Was I more or less stupid than the girl who passes out drunk? More or less cavalier than her? More or less naive? More or less self-harming? More or less slutty? Could I tweak the circumstances a fraction in her favour, or a fraction in mine for you; what would tip you over the balance so that you side with her or me or both of us in our defence? Would the next person agree with you or would they assign blame differently? Can you see how arbitrary this all is when we decide some victims are responsible for their rape?

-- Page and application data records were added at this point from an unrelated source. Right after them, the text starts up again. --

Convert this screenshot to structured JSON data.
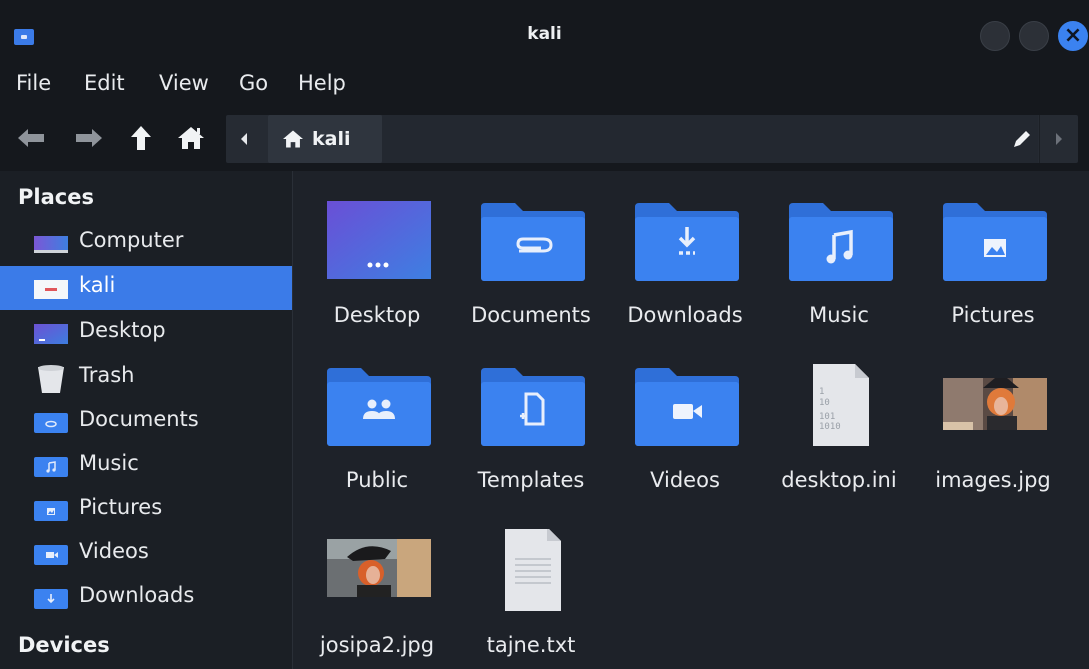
{
  "window": {
    "title": "kali"
  },
  "menu": [
    "File",
    "Edit",
    "View",
    "Go",
    "Help"
  ],
  "toolbar": {
    "path_crumb": "kali",
    "icons": [
      "back-arrow-icon",
      "forward-arrow-icon",
      "up-arrow-icon",
      "home-icon",
      "chevron-left-icon",
      "pencil-icon",
      "chevron-right-icon"
    ]
  },
  "sidebar": {
    "places_heading": "Places",
    "devices_heading": "Devices",
    "items": [
      {
        "label": "Computer",
        "icon": "computer-icon",
        "selected": false
      },
      {
        "label": "kali",
        "icon": "home-folder-icon",
        "selected": true
      },
      {
        "label": "Desktop",
        "icon": "desktop-icon",
        "selected": false
      },
      {
        "label": "Trash",
        "icon": "trash-icon",
        "selected": false
      },
      {
        "label": "Documents",
        "icon": "documents-folder-icon",
        "selected": false
      },
      {
        "label": "Music",
        "icon": "music-folder-icon",
        "selected": false
      },
      {
        "label": "Pictures",
        "icon": "pictures-folder-icon",
        "selected": false
      },
      {
        "label": "Videos",
        "icon": "videos-folder-icon",
        "selected": false
      },
      {
        "label": "Downloads",
        "icon": "downloads-folder-icon",
        "selected": false
      }
    ]
  },
  "files": [
    {
      "name": "Desktop",
      "type": "desktop"
    },
    {
      "name": "Documents",
      "type": "folder",
      "emblem": "paperclip"
    },
    {
      "name": "Downloads",
      "type": "folder",
      "emblem": "download"
    },
    {
      "name": "Music",
      "type": "folder",
      "emblem": "music"
    },
    {
      "name": "Pictures",
      "type": "folder",
      "emblem": "image"
    },
    {
      "name": "Public",
      "type": "folder",
      "emblem": "people"
    },
    {
      "name": "Templates",
      "type": "folder",
      "emblem": "template"
    },
    {
      "name": "Videos",
      "type": "folder",
      "emblem": "video"
    },
    {
      "name": "desktop.ini",
      "type": "binary"
    },
    {
      "name": "images.jpg",
      "type": "image"
    },
    {
      "name": "josipa2.jpg",
      "type": "image"
    },
    {
      "name": "tajne.txt",
      "type": "text"
    }
  ],
  "colors": {
    "accent": "#3b7be8",
    "folder": "#3b82f0",
    "window_bg": "#1e2229",
    "chrome_bg": "#15181d"
  }
}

Now ask yourself, what precautions do you take to prevent rape when you go out? List them all – from what you decide to wear to which bar you choose to go to for drinks with your friends. And actually, choose another woman friend or relative and ask her what precautions she takes. What decisions does she make about public transport, about what time of day she goes outside to exercise, about where she parks her car at the shopping centre, about making eye contact with strangers? You'll find there is, literally, a list a mile long and I guarantee you that you'll find all women, not just you, already take a lot of precautions to prevent rape. Taking more responsibility isn't the magic answer to rape.
Putting responsibility back where it belongs – on the person who rapes – is the only way to truly tackle rape culture.
Being a self-declared feminist won't cut you any slack on this issue. As long as you are still arguing that victims of rape aren't taking sufficient precautions you are coming from a place filled with victim-blaming and rape apologists, and excuse the rest of us feminists, but we won't be backing down from telling you exactly that.
This story was first published at BlueMilk blog. It is republished here with permission.
Andie Fox has a background in economics and writes about motherhood from a feminist perspective. She is the author of the popular Bluemilk blog.